Welcome to the world of condo loan rules. Not only do the rules for a condo loan vary greatly between FHA loans and conventional loans, but also each lender's investor may have her own set of rules (called overlays). Unlike a single-family home loan, condo loans are different, and not every condominium project qualifies.

Also, just because FHA says you can get a condo loan does not mean the lender you have chosen will agree to fund such a loan. Further, to complicate matters the other direction, just because a condo complex is absent from the approved FHA condo list does not mean the lender won't accept a "spot appraisal" and approve it, because the lender might.

This is a good reason to wisely choose the lender for your condo loan.

FHA Rules for a Condo Loan

Many borrowers, especially first-time home buyers gravitate toward buying a condo because the prices are generally much less than those for a single-family home. Because the prices are often lower, so are the down payment requirements. But other rules can blow a buyer's chance of getting a loan:

  • FHA Approved Condo List: HUD requires the condo to be listed on its FHA approved condominium list. If the condo is not on the list, the borrower will need to seek conventional financing.
  • Principal Residence: I recently had a buyer disqualified because he worked in San Jose and was buying a condo in Sacramento. He planned to telecommute and drive into San Jose twice during the week. Nope, the lender said the distance was too great to be considered a permanent residence.
  • Percentage of FHA Loans: At least 80% of all FHA loans in the complex must be owner-occupied, the borrower's principal place of residence. If too many FHA-insured units are turned into rentals, FHA will not approve the loan.
  • Percentage of Owner Occupied Units: A minimum of 51% of the units in the complex must be owner-occupied. There is a perception, perhaps true, that owner occupants take better care of their units and are more fully vested in the complex than a tenant.
  • Construction Completion: The project must be completed for at least a year, with no additions or phases pending. This means the first sales in the complex will probably be purchased with cash or by non-FHA types of financing.
  • No Spot Review: FHA eliminated spot reviews, which used to mean even if the condo wasn't on FHA's approved condo list, FHA might still make the loan upon review of a questionnaire.

    General Condo Loan Rules

    Whether the borrower obtains FHA or conventional financing, some condo loan rules are the same. Here are a few:

    • HOA delinquencies: In complexes where values have fallen across the board, dues are generally delinquent for those in short sale status or bank-owned. Percentage minimums apply, and generally, at least 85% of homeowner association dues must be in paid on time.
    • Pending legislation: No lender wants to see pending legislation in a condo complex.
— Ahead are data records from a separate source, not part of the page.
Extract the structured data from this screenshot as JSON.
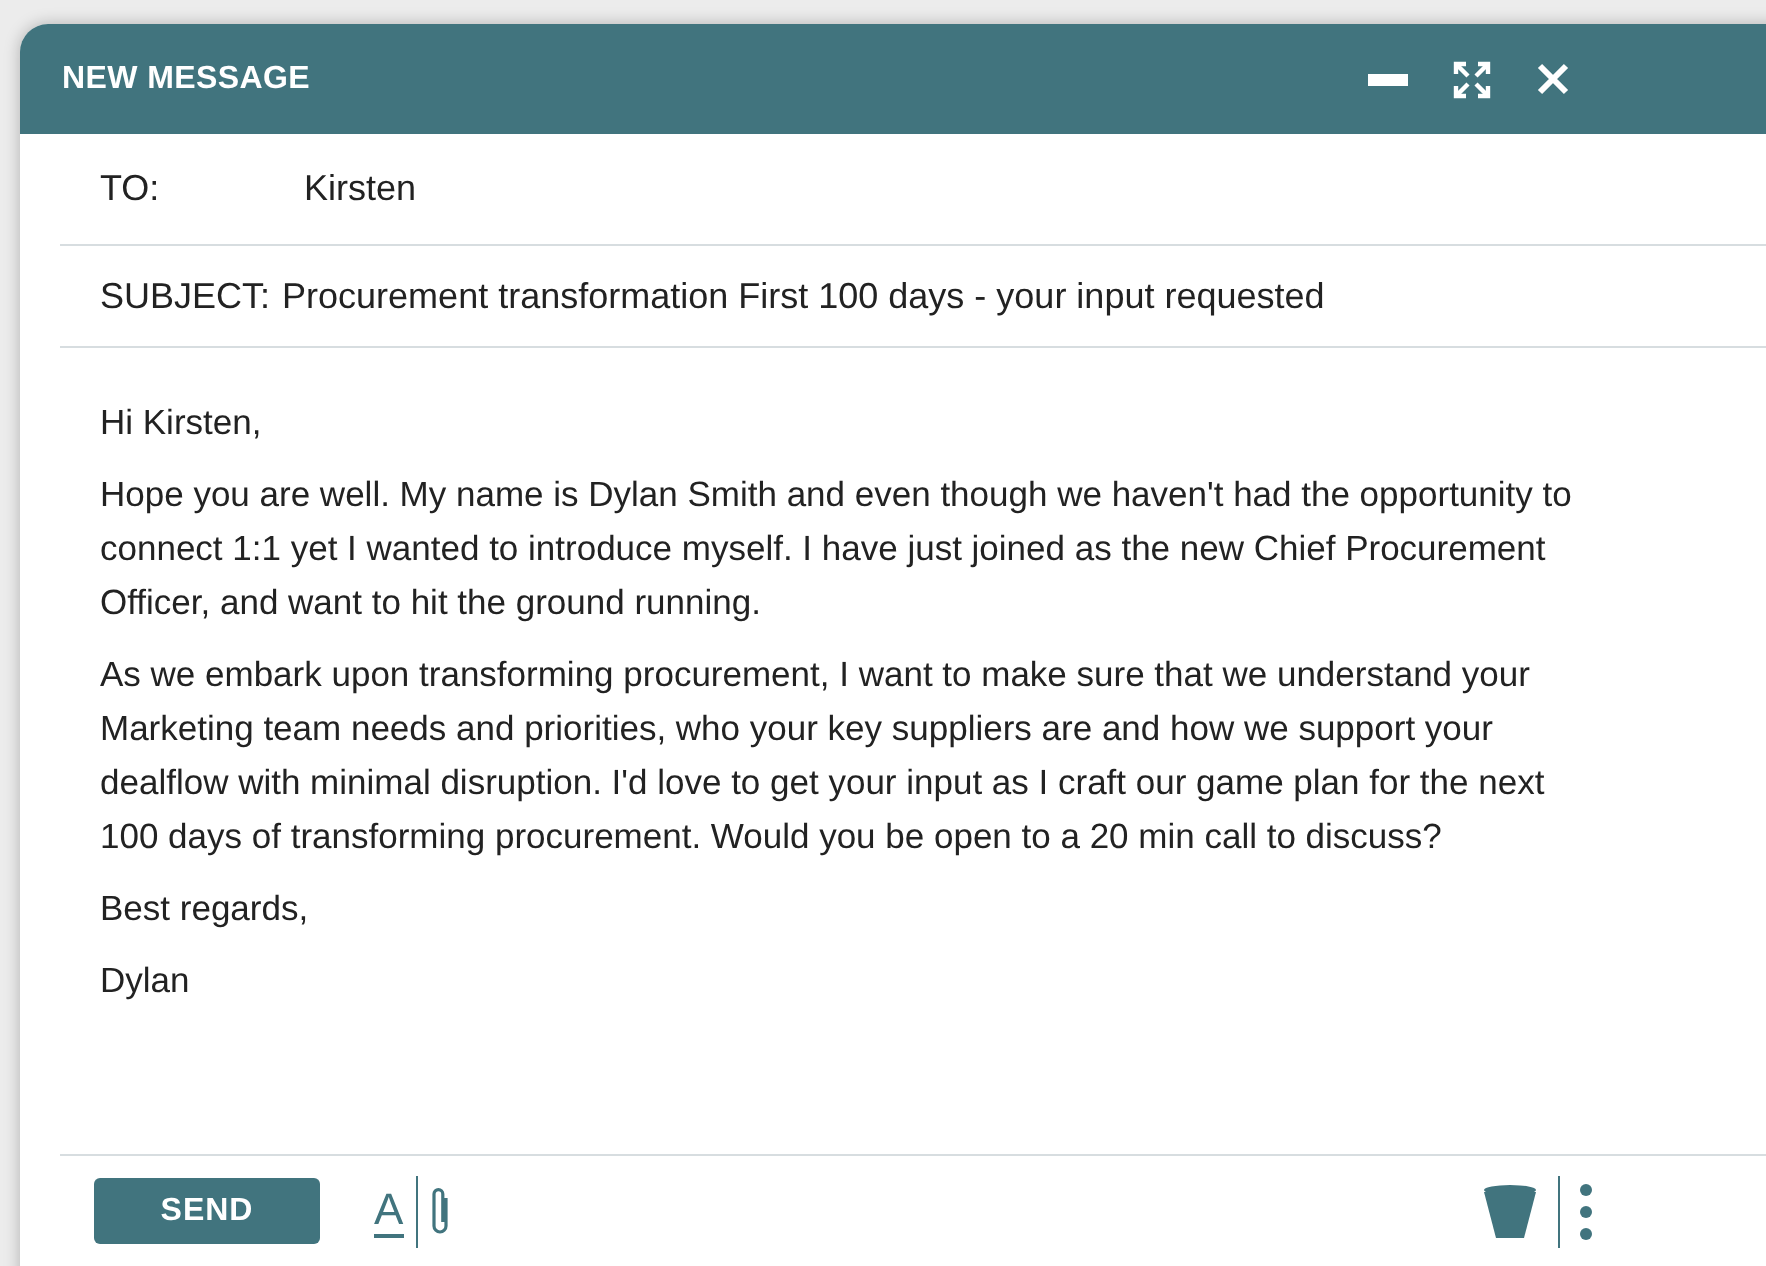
{
  "window": {
    "title": "NEW MESSAGE"
  },
  "to": {
    "label": "TO:",
    "value": "Kirsten"
  },
  "subject": {
    "label": "SUBJECT:",
    "value": "Procurement transformation First 100 days - your input requested"
  },
  "body": [
    "Hi Kirsten,",
    "Hope you are well. My name is Dylan Smith and even though we haven't had the opportunity to connect 1:1 yet I wanted to introduce myself. I have just joined as the new Chief Procurement Officer, and want to hit the ground running.",
    "As we embark upon transforming procurement, I want to make sure that we understand your Marketing team needs and priorities, who your key suppliers are and how we support your dealflow with minimal disruption. I'd love to get your input as I craft our game plan for the next 100 days of transforming procurement. Would you be open to a 20 min call to discuss?",
    "Best regards,",
    "Dylan"
  ],
  "toolbar": {
    "send": "SEND",
    "format": "A"
  }
}
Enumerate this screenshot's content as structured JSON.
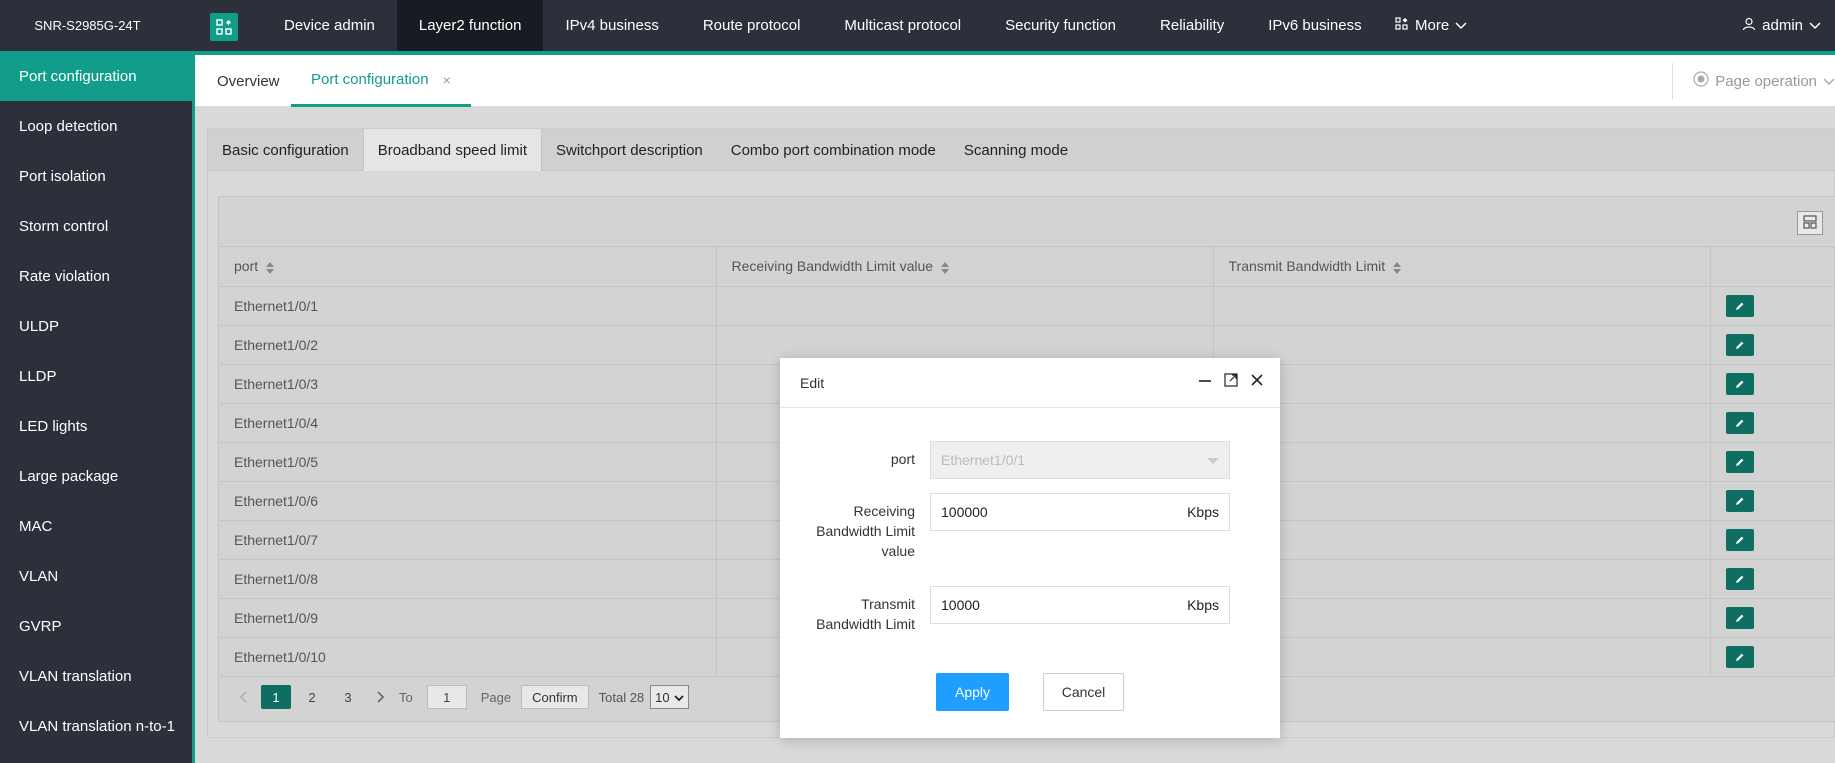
{
  "brand": {
    "model": "SNR-S2985G-24T",
    "icon": "apps-grid-icon"
  },
  "nav": {
    "items": [
      "Device admin",
      "Layer2 function",
      "IPv4 business",
      "Route protocol",
      "Multicast protocol",
      "Security function",
      "Reliability",
      "IPv6 business"
    ],
    "active_index": 1,
    "more_label": "More",
    "user_label": "admin"
  },
  "sidebar": {
    "items": [
      "Port configuration",
      "Loop detection",
      "Port isolation",
      "Storm control",
      "Rate violation",
      "ULDP",
      "LLDP",
      "LED lights",
      "Large package",
      "MAC",
      "VLAN",
      "GVRP",
      "VLAN translation",
      "VLAN translation n-to-1"
    ],
    "active_index": 0
  },
  "tabs": {
    "overview": "Overview",
    "port_config": "Port configuration",
    "close_symbol": "×",
    "page_operation": "Page operation"
  },
  "subtabs": {
    "items": [
      "Basic configuration",
      "Broadband speed limit",
      "Switchport description",
      "Combo port combination mode",
      "Scanning mode"
    ],
    "active_index": 1
  },
  "table": {
    "columns": [
      "port",
      "Receiving Bandwidth Limit value",
      "Transmit Bandwidth Limit"
    ],
    "rows": [
      "Ethernet1/0/1",
      "Ethernet1/0/2",
      "Ethernet1/0/3",
      "Ethernet1/0/4",
      "Ethernet1/0/5",
      "Ethernet1/0/6",
      "Ethernet1/0/7",
      "Ethernet1/0/8",
      "Ethernet1/0/9",
      "Ethernet1/0/10"
    ]
  },
  "pager": {
    "pages": [
      "1",
      "2",
      "3"
    ],
    "to_label": "To",
    "goto_value": "1",
    "page_label": "Page",
    "confirm_label": "Confirm",
    "total_label": "Total 28",
    "page_size": "10"
  },
  "modal": {
    "title": "Edit",
    "port_label": "port",
    "port_value": "Ethernet1/0/1",
    "rx_label_1": "Receiving",
    "rx_label_2": "Bandwidth Limit",
    "rx_label_3": "value",
    "rx_value": "100000",
    "rx_unit": "Kbps",
    "tx_label_1": "Transmit",
    "tx_label_2": "Bandwidth Limit",
    "tx_value": "10000",
    "tx_unit": "Kbps",
    "apply_label": "Apply",
    "cancel_label": "Cancel"
  },
  "colors": {
    "accent": "#129d8b",
    "dark": "#2b303b",
    "primary_button": "#1e9fff",
    "edit_button": "#0e6e62"
  }
}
Many lawsuits are costly and time-consuming to resolve.
    • Restrictive covenants: Banks often demand that title be transferred in fee simple, free from any restrictions such as age, for example.
    • Appropriate insurance coverage: The complex must maintain appropriate insurance such as hazard, liability and flood insurance. Every time the National Flood Insurance program approaches jeopardy, condo complexes suffer.